February 7, 1942, was a day that changed America. Segregation and discrimination had reached a point that was no longer tolerable, and according to the Pittsburgh Courier, it was time for a campaign. The “Double V Campaign,” as it was called, stood for two victories for black Americans: a victory at home and a victory abroad.

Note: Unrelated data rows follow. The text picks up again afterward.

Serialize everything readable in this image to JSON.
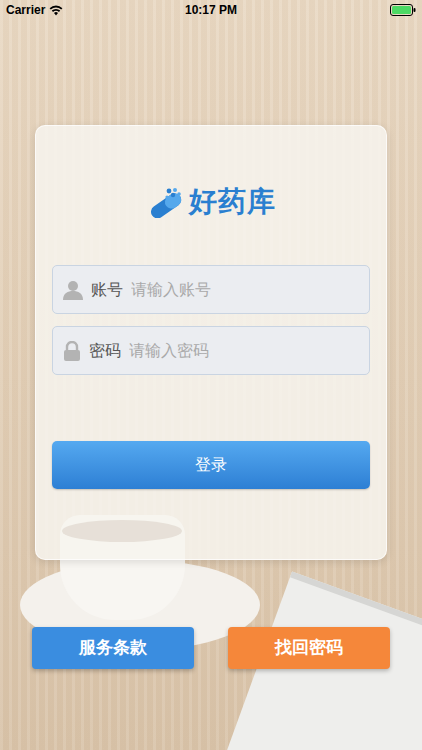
{
  "status_bar": {
    "carrier": "Carrier",
    "time": "10:17 PM"
  },
  "logo": {
    "text": "好药库"
  },
  "fields": [
    {
      "kind": "account",
      "label": "账号",
      "placeholder": "请输入账号"
    },
    {
      "kind": "password",
      "label": "密码",
      "placeholder": "请输入密码"
    }
  ],
  "login_button": "登录",
  "bottom_buttons": [
    {
      "label": "服务条款",
      "color": "#3a8de0"
    },
    {
      "label": "找回密码",
      "color": "#f5873a"
    }
  ]
}
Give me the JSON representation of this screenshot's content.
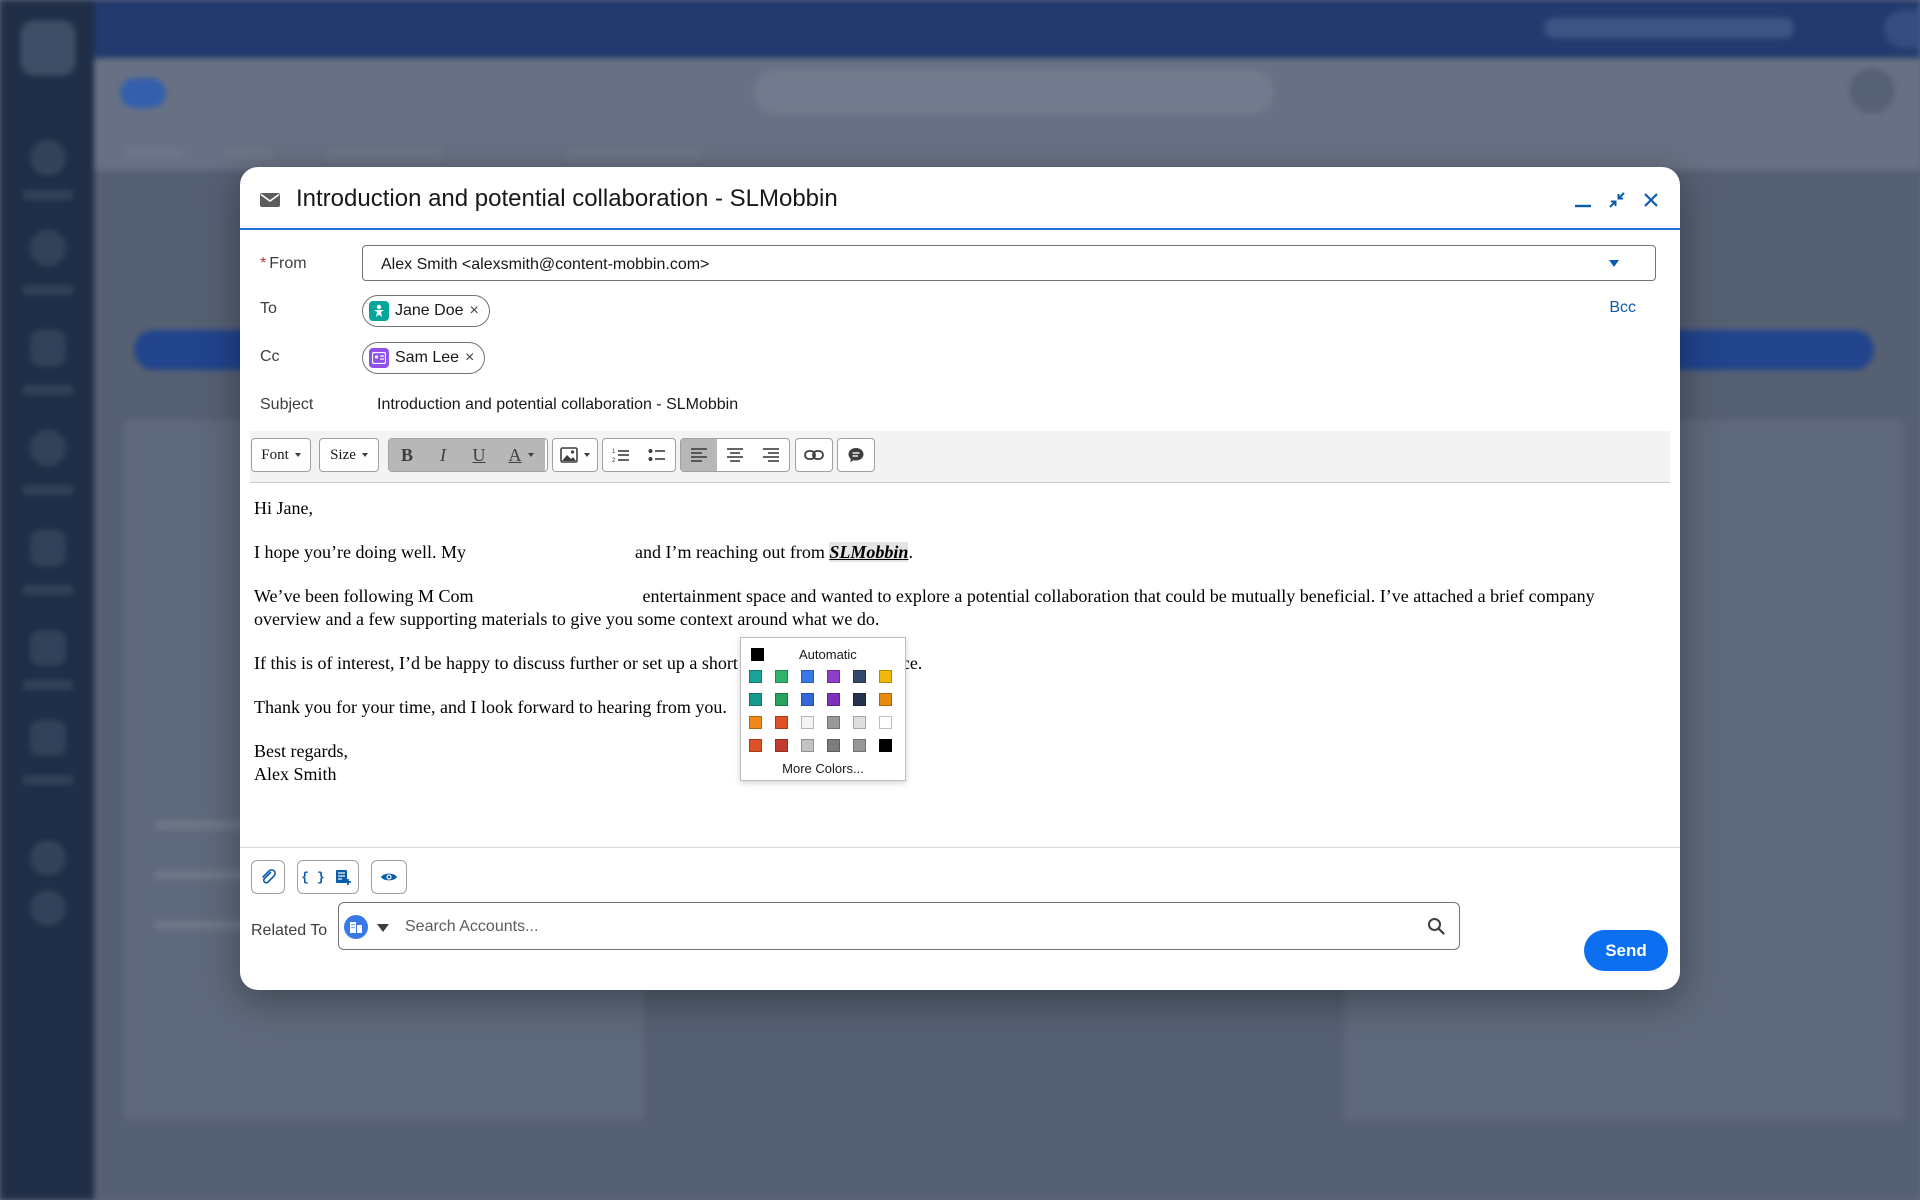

This campaign was orchestrated by the Pittsburgh Courier, a weekly black newspaper that helped influence public opinion among black Americans. According to the Courier‘s February 14th headline, “The Courier’s Double ‘V’ for a double victory campaign gets country-wide support.” This support showed that black America was tired of being oppressed and ready for change. The Double V campaign helped tremendously the plight of black Americans. Blacks everywhere were discriminated against based on their color, and the armed forces at this time was no exception. If blacks were allowed entrance into the army, they were only given menial jobs such as cooks or stewards. The Double V campaign called for integration and for the possibility of fighting for freedom everywhere. The Courierwent on to say in its’ February 14th article, “We, as colored Americans are determined to protect our country, our form of government and the freedoms which we cherish for ourselves and the rest of the world, therefore we have adopted the Double ‘V’ war cry—victory over our enemies at home and victory over our enemies on the battlefields abroad. Thus in our fight for freedom we wage a two-pronged attack against our enslavers at home and those abroad who will enslave us. WE HAVE A STAKE IN THIS FIGHT…WE ARE AMERICANS, TOO!” Not only did the campaign gather blacks together in support of racial equality, but afforded them the opportunity to feel part of a bigger struggle for freedom everywhere. The shared struggles of black America were also felt by black service men in the armed forces. According to Lawrence P. Scott, a black airman in the 99th, and an eventual Tuskegee Airman, “every man in the 99th was aware that the success of the 99th would impact the status of blacks in the Army Air Force and the army as a whole and that each man performed his job as if the race depended on him.” The Pittsburgh Courier helped spread the word and bring African Americans together and fight for their rights after everything they have sacrificed to serve their country and be equal on the home-front.